■ **The task**: Give the listing again, word for word, and let no picture into it.

╭─ Records shown

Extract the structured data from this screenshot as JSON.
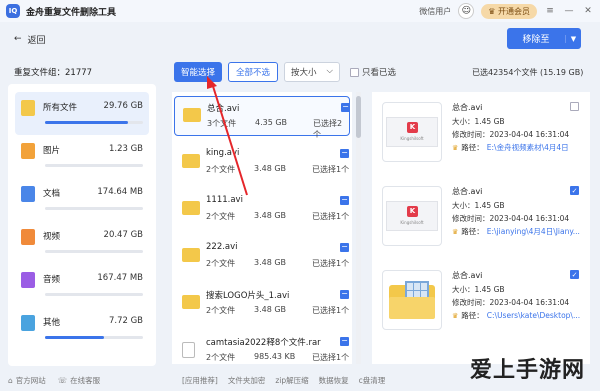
{
  "app": {
    "logo_text": "IQ",
    "title": "金舟重复文件删除工具",
    "user": "微信用户",
    "vip_label": "开通会员"
  },
  "window_controls": {
    "menu": "≡",
    "minimize": "—",
    "close": "✕"
  },
  "nav": {
    "back_label": "返回",
    "remove_label": "移除至",
    "remove_arrow": "▼"
  },
  "left": {
    "header": "重复文件组：21777",
    "categories": [
      {
        "label": "所有文件",
        "size": "29.76 GB",
        "icon": "folder-icon",
        "color": "#f3c84a",
        "fill": 0.85,
        "active": true
      },
      {
        "label": "图片",
        "size": "1.23 GB",
        "icon": "image-icon",
        "color": "#f2a23a",
        "fill": 0
      },
      {
        "label": "文档",
        "size": "174.64 MB",
        "icon": "document-icon",
        "color": "#4a86e8",
        "fill": 0
      },
      {
        "label": "视频",
        "size": "20.47 GB",
        "icon": "video-icon",
        "color": "#f08a3a",
        "fill": 0
      },
      {
        "label": "音频",
        "size": "167.47 MB",
        "icon": "music-icon",
        "color": "#9b5de5",
        "fill": 0
      },
      {
        "label": "其他",
        "size": "7.72 GB",
        "icon": "other-files-icon",
        "color": "#4aa3df",
        "fill": 0.6
      }
    ]
  },
  "toolbar": {
    "smart_select": "智能选择",
    "deselect_all": "全部不选",
    "sort": "按大小",
    "sort_arrow": "⌵",
    "only_selected": "只看已选",
    "selected_stat": "已选42354个文件 (15.19 GB)"
  },
  "groups": [
    {
      "name": "总合.avi",
      "count": "3个文件",
      "size": "4.35 GB",
      "selected": "已选择2个",
      "icon": "folder",
      "highlight": true
    },
    {
      "name": "king.avi",
      "count": "2个文件",
      "size": "3.48 GB",
      "selected": "已选择1个",
      "icon": "folder"
    },
    {
      "name": "1111.avi",
      "count": "2个文件",
      "size": "3.48 GB",
      "selected": "已选择1个",
      "icon": "folder"
    },
    {
      "name": "222.avi",
      "count": "2个文件",
      "size": "3.48 GB",
      "selected": "已选择1个",
      "icon": "folder"
    },
    {
      "name": "搜索LOGO片头_1.avi",
      "count": "2个文件",
      "size": "3.48 GB",
      "selected": "已选择1个",
      "icon": "folder"
    },
    {
      "name": "camtasia2022释8个文件.rar",
      "count": "2个文件",
      "size": "985.43 KB",
      "selected": "已选择1个",
      "icon": "doc"
    }
  ],
  "details": [
    {
      "name": "总合.avi",
      "size": "大小：1.45 GB",
      "time": "修改时间：2023-04-04 16:31:04",
      "path_label": "路径：",
      "path": "E:\\金舟视频素材\\4月4日",
      "checked": false,
      "thumb": "video",
      "thumb_text": "KingshiIsoft"
    },
    {
      "name": "总合.avi",
      "size": "大小：1.45 GB",
      "time": "修改时间：2023-04-04 16:31:04",
      "path_label": "路径：",
      "path": "E:\\jianying\\4月4日\\Jiany...",
      "checked": true,
      "thumb": "video",
      "thumb_text": "KingshiIsoft"
    },
    {
      "name": "总合.avi",
      "size": "大小：1.45 GB",
      "time": "修改时间：2023-04-04 16:31:04",
      "path_label": "路径：",
      "path": "C:\\Users\\kate\\Desktop\\...",
      "checked": true,
      "thumb": "folder"
    }
  ],
  "footer": {
    "official": "官方网站",
    "service": "在线客服",
    "links": [
      "[应用推荐]",
      "文件夹加密",
      "zip解压缩",
      "数据恢复",
      "c盘清理"
    ]
  },
  "watermark": "爱上手游网"
}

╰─

■ **Task output**:
Extract the structured data from this screenshot as JSON.
{
  "app": {
    "logo_text": "IQ",
    "title": "金舟重复文件删除工具",
    "user": "微信用户",
    "vip_label": "开通会员"
  },
  "window_controls": {
    "menu": "≡",
    "minimize": "—",
    "close": "✕"
  },
  "nav": {
    "back_label": "返回",
    "remove_label": "移除至",
    "remove_arrow": "▼"
  },
  "left": {
    "header": "重复文件组：21777",
    "categories": [
      {
        "label": "所有文件",
        "size": "29.76 GB",
        "icon": "folder-icon",
        "color": "#f3c84a",
        "fill": 0.85,
        "active": true
      },
      {
        "label": "图片",
        "size": "1.23 GB",
        "icon": "image-icon",
        "color": "#f2a23a",
        "fill": 0
      },
      {
        "label": "文档",
        "size": "174.64 MB",
        "icon": "document-icon",
        "color": "#4a86e8",
        "fill": 0
      },
      {
        "label": "视频",
        "size": "20.47 GB",
        "icon": "video-icon",
        "color": "#f08a3a",
        "fill": 0
      },
      {
        "label": "音频",
        "size": "167.47 MB",
        "icon": "music-icon",
        "color": "#9b5de5",
        "fill": 0
      },
      {
        "label": "其他",
        "size": "7.72 GB",
        "icon": "other-files-icon",
        "color": "#4aa3df",
        "fill": 0.6
      }
    ]
  },
  "toolbar": {
    "smart_select": "智能选择",
    "deselect_all": "全部不选",
    "sort": "按大小",
    "sort_arrow": "⌵",
    "only_selected": "只看已选",
    "selected_stat": "已选42354个文件 (15.19 GB)"
  },
  "groups": [
    {
      "name": "总合.avi",
      "count": "3个文件",
      "size": "4.35 GB",
      "selected": "已选择2个",
      "icon": "folder",
      "highlight": true
    },
    {
      "name": "king.avi",
      "count": "2个文件",
      "size": "3.48 GB",
      "selected": "已选择1个",
      "icon": "folder"
    },
    {
      "name": "1111.avi",
      "count": "2个文件",
      "size": "3.48 GB",
      "selected": "已选择1个",
      "icon": "folder"
    },
    {
      "name": "222.avi",
      "count": "2个文件",
      "size": "3.48 GB",
      "selected": "已选择1个",
      "icon": "folder"
    },
    {
      "name": "搜索LOGO片头_1.avi",
      "count": "2个文件",
      "size": "3.48 GB",
      "selected": "已选择1个",
      "icon": "folder"
    },
    {
      "name": "camtasia2022释8个文件.rar",
      "count": "2个文件",
      "size": "985.43 KB",
      "selected": "已选择1个",
      "icon": "doc"
    }
  ],
  "details": [
    {
      "name": "总合.avi",
      "size": "大小：1.45 GB",
      "time": "修改时间：2023-04-04 16:31:04",
      "path_label": "路径：",
      "path": "E:\\金舟视频素材\\4月4日",
      "checked": false,
      "thumb": "video",
      "thumb_text": "KingshiIsoft"
    },
    {
      "name": "总合.avi",
      "size": "大小：1.45 GB",
      "time": "修改时间：2023-04-04 16:31:04",
      "path_label": "路径：",
      "path": "E:\\jianying\\4月4日\\Jiany...",
      "checked": true,
      "thumb": "video",
      "thumb_text": "KingshiIsoft"
    },
    {
      "name": "总合.avi",
      "size": "大小：1.45 GB",
      "time": "修改时间：2023-04-04 16:31:04",
      "path_label": "路径：",
      "path": "C:\\Users\\kate\\Desktop\\...",
      "checked": true,
      "thumb": "folder"
    }
  ],
  "footer": {
    "official": "官方网站",
    "service": "在线客服",
    "links": [
      "[应用推荐]",
      "文件夹加密",
      "zip解压缩",
      "数据恢复",
      "c盘清理"
    ]
  },
  "watermark": "爱上手游网"
}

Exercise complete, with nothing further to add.